(Data items)
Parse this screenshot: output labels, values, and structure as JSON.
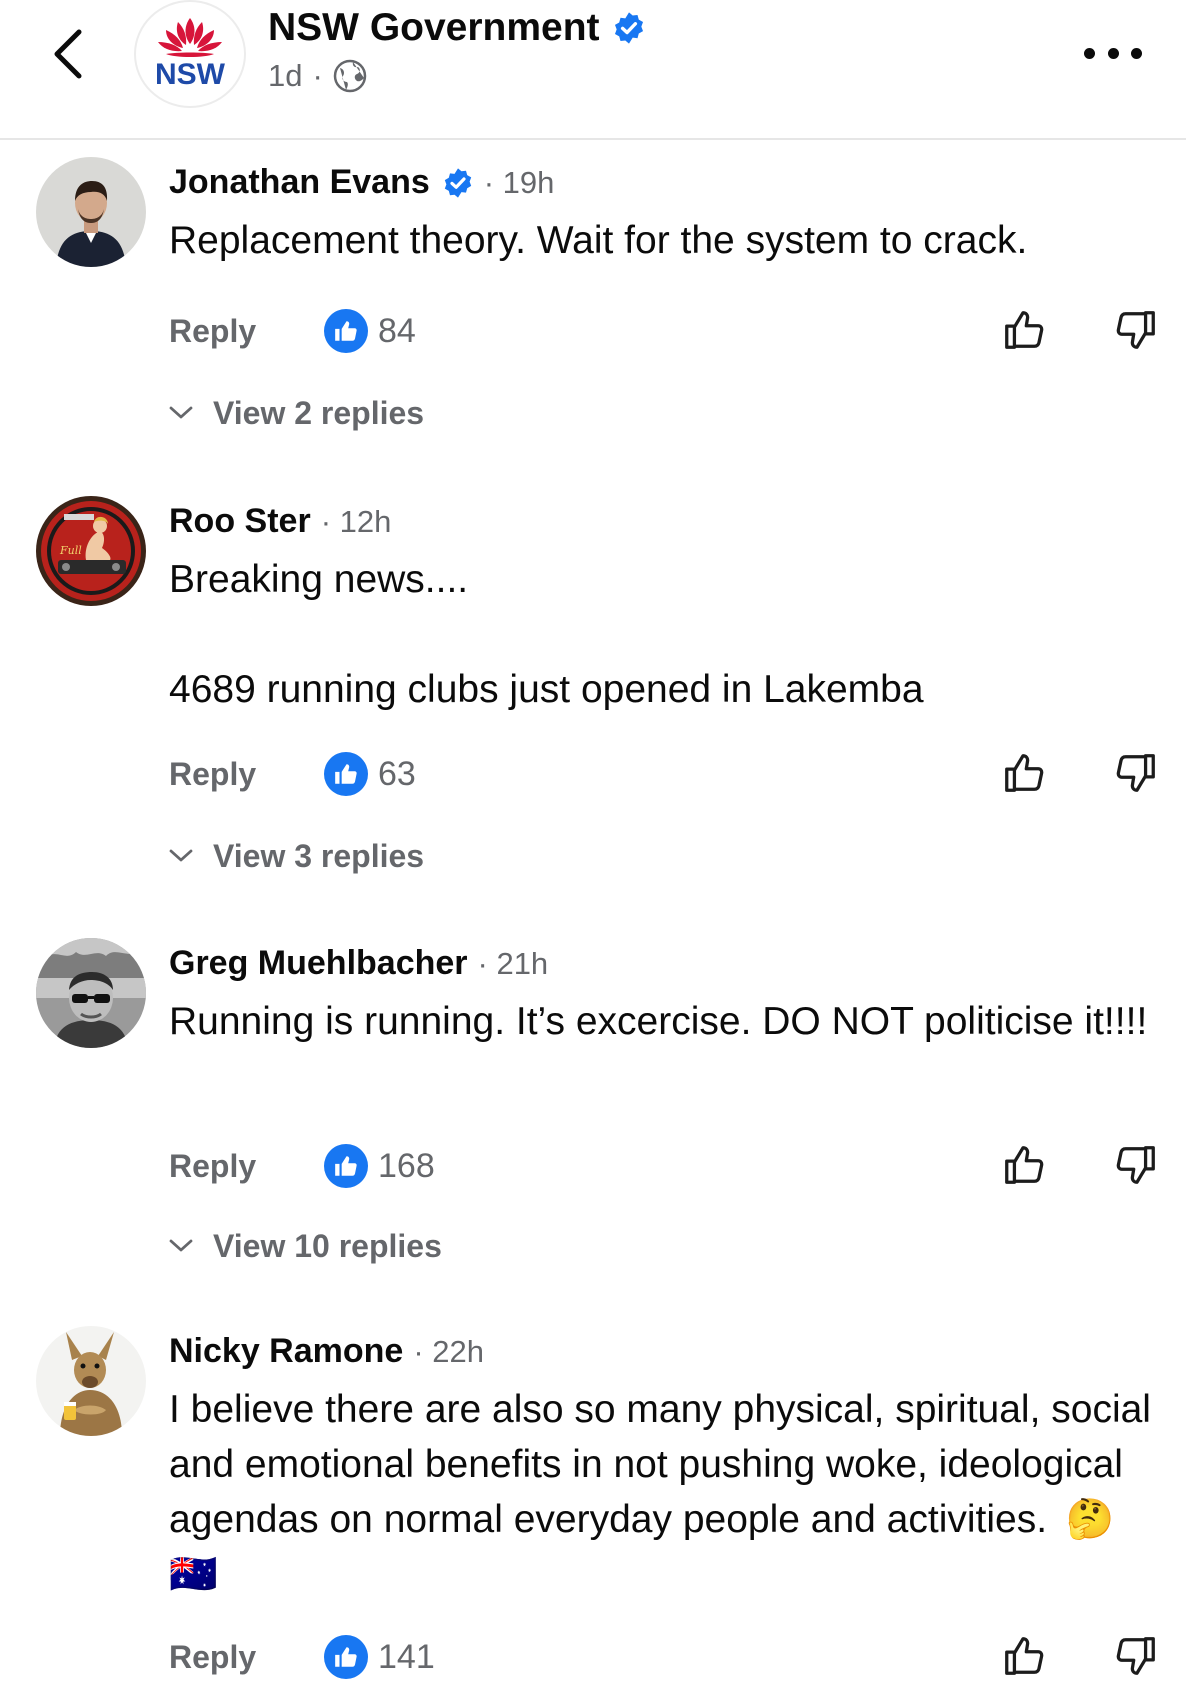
{
  "header": {
    "page_name": "NSW Government",
    "time": "1d",
    "separator": "·",
    "logo_text": "NSW"
  },
  "comments": [
    {
      "author": "Jonathan Evans",
      "verified": true,
      "time": "· 19h",
      "text": [
        "Replacement theory. Wait for the system to crack."
      ],
      "reply_label": "Reply",
      "likes": "84",
      "view_replies": "View 2 replies"
    },
    {
      "author": "Roo Ster",
      "verified": false,
      "time": "· 12h",
      "text": [
        "Breaking news....",
        "4689 running clubs just opened in Lakemba"
      ],
      "reply_label": "Reply",
      "likes": "63",
      "view_replies": "View 3 replies"
    },
    {
      "author": "Greg Muehlbacher",
      "verified": false,
      "time": "· 21h",
      "text": [
        "Running is running. It’s excercise. DO NOT politicise it!!!!"
      ],
      "reply_label": "Reply",
      "likes": "168",
      "view_replies": "View 10 replies"
    },
    {
      "author": "Nicky Ramone",
      "verified": false,
      "time": "· 22h",
      "text": [
        "I believe there are also so many physical, spiritual, social and emotional benefits in not pushing woke, ideological agendas on normal everyday people and activities."
      ],
      "emoji": "🤔 🇦🇺",
      "reply_label": "Reply",
      "likes": "141"
    }
  ],
  "colors": {
    "accent_blue": "#1877f2",
    "secondary_text": "#65676b",
    "nsw_red": "#d7153a",
    "nsw_blue": "#1e4aa8"
  }
}
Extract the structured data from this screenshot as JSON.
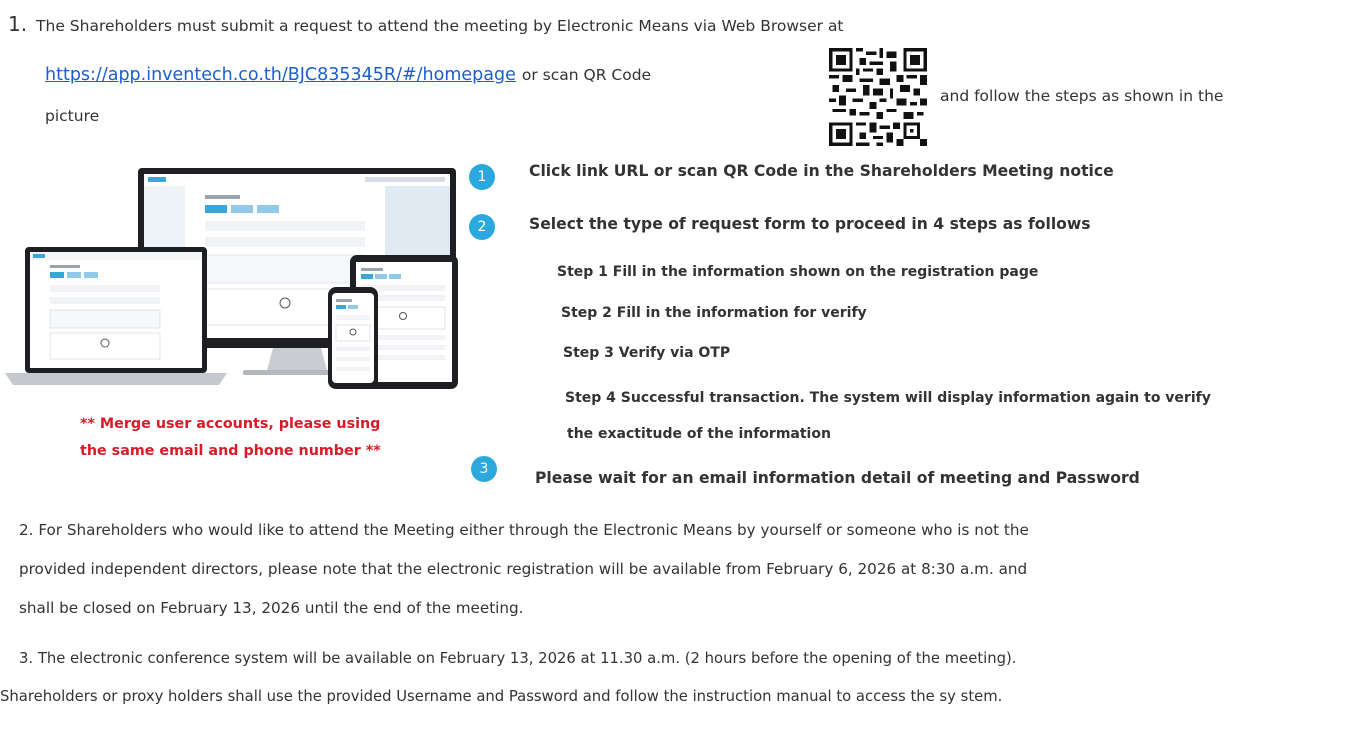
{
  "para1": {
    "number": "1.",
    "line1": "The Shareholders must submit a request to attend the meeting by Electronic Means via Web Browser at",
    "link": "https://app.inventech.co.th/BJC835345R/#/homepage",
    "mid_text": "or scan QR Code",
    "after_qr": "and follow the steps as shown in the",
    "line3": "picture"
  },
  "merge_note": {
    "line1": "** Merge user accounts, please using",
    "line2": "the same email and phone number **"
  },
  "steps": {
    "step1": {
      "badge": "1",
      "text": "Click link URL or scan QR Code in the Shareholders Meeting notice"
    },
    "step2": {
      "badge": "2",
      "text": "Select the type of request form to proceed in 4 steps as follows",
      "sub1": "Step 1 Fill in the information shown on the registration page",
      "sub2": "Step 2 Fill in the information for verify",
      "sub3": "Step 3 Verify via OTP",
      "sub4a": "Step 4 Successful transaction. The system will display information again to verify",
      "sub4b": "the exactitude of the information"
    },
    "step3": {
      "badge": "3",
      "text": "Please wait for an email information detail of meeting and Password"
    }
  },
  "para2": {
    "line1": "2. For Shareholders who would like to attend the Meeting either through the Electronic Means by yourself or someone who is not the",
    "line2": "provided independent directors, please note that the electronic registration will be available from February 6, 2026 at 8:30 a.m. and",
    "line3": "shall be closed on February 13, 2026 until the end of the meeting."
  },
  "para3": {
    "line1": "3. The electronic conference system will be available on February 13, 2026 at 11.30 a.m. (2 hours before the opening of the meeting).",
    "line2": "Shareholders or proxy holders shall use the provided Username and Password and follow the instruction manual to access the sy stem."
  },
  "colors": {
    "link": "#1a5fd0",
    "badge": "#2ba9de",
    "note": "#d81b28"
  }
}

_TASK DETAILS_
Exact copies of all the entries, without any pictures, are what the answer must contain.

_ANSWER SPACE_
Parse this screenshot: output labels, values, and structure as JSON.
{
  "header": {
    "page_name": "NSW Government",
    "time": "1d",
    "separator": "·",
    "logo_text": "NSW"
  },
  "comments": [
    {
      "author": "Jonathan Evans",
      "verified": true,
      "time": "· 19h",
      "text": [
        "Replacement theory. Wait for the system to crack."
      ],
      "reply_label": "Reply",
      "likes": "84",
      "view_replies": "View 2 replies"
    },
    {
      "author": "Roo Ster",
      "verified": false,
      "time": "· 12h",
      "text": [
        "Breaking news....",
        "4689 running clubs just opened in Lakemba"
      ],
      "reply_label": "Reply",
      "likes": "63",
      "view_replies": "View 3 replies"
    },
    {
      "author": "Greg Muehlbacher",
      "verified": false,
      "time": "· 21h",
      "text": [
        "Running is running. It’s excercise. DO NOT politicise it!!!!"
      ],
      "reply_label": "Reply",
      "likes": "168",
      "view_replies": "View 10 replies"
    },
    {
      "author": "Nicky Ramone",
      "verified": false,
      "time": "· 22h",
      "text": [
        "I believe there are also so many physical, spiritual, social and emotional benefits in not pushing woke, ideological agendas on normal everyday people and activities."
      ],
      "emoji": "🤔 🇦🇺",
      "reply_label": "Reply",
      "likes": "141"
    }
  ],
  "colors": {
    "accent_blue": "#1877f2",
    "secondary_text": "#65676b",
    "nsw_red": "#d7153a",
    "nsw_blue": "#1e4aa8"
  }
}
Extract the structured data from this screenshot as JSON.
{
  "para1": {
    "number": "1.",
    "line1": "The Shareholders must submit a request to attend the meeting by Electronic Means via Web Browser at",
    "link": "https://app.inventech.co.th/BJC835345R/#/homepage",
    "mid_text": "or scan QR Code",
    "after_qr": "and follow the steps as shown in the",
    "line3": "picture"
  },
  "merge_note": {
    "line1": "** Merge user accounts, please using",
    "line2": "the same email and phone number **"
  },
  "steps": {
    "step1": {
      "badge": "1",
      "text": "Click link URL or scan QR Code in the Shareholders Meeting notice"
    },
    "step2": {
      "badge": "2",
      "text": "Select the type of request form to proceed in 4 steps as follows",
      "sub1": "Step 1 Fill in the information shown on the registration page",
      "sub2": "Step 2 Fill in the information for verify",
      "sub3": "Step 3 Verify via OTP",
      "sub4a": "Step 4 Successful transaction. The system will display information again to verify",
      "sub4b": "the exactitude of the information"
    },
    "step3": {
      "badge": "3",
      "text": "Please wait for an email information detail of meeting and Password"
    }
  },
  "para2": {
    "line1": "2. For Shareholders who would like to attend the Meeting either through the Electronic Means by yourself or someone who is not the",
    "line2": "provided independent directors, please note that the electronic registration will be available from February 6, 2026 at 8:30 a.m. and",
    "line3": "shall be closed on February 13, 2026 until the end of the meeting."
  },
  "para3": {
    "line1": "3. The electronic conference system will be available on February 13, 2026 at 11.30 a.m. (2 hours before the opening of the meeting).",
    "line2": "Shareholders or proxy holders shall use the provided Username and Password and follow the instruction manual to access the sy stem."
  },
  "colors": {
    "link": "#1a5fd0",
    "badge": "#2ba9de",
    "note": "#d81b28"
  }
}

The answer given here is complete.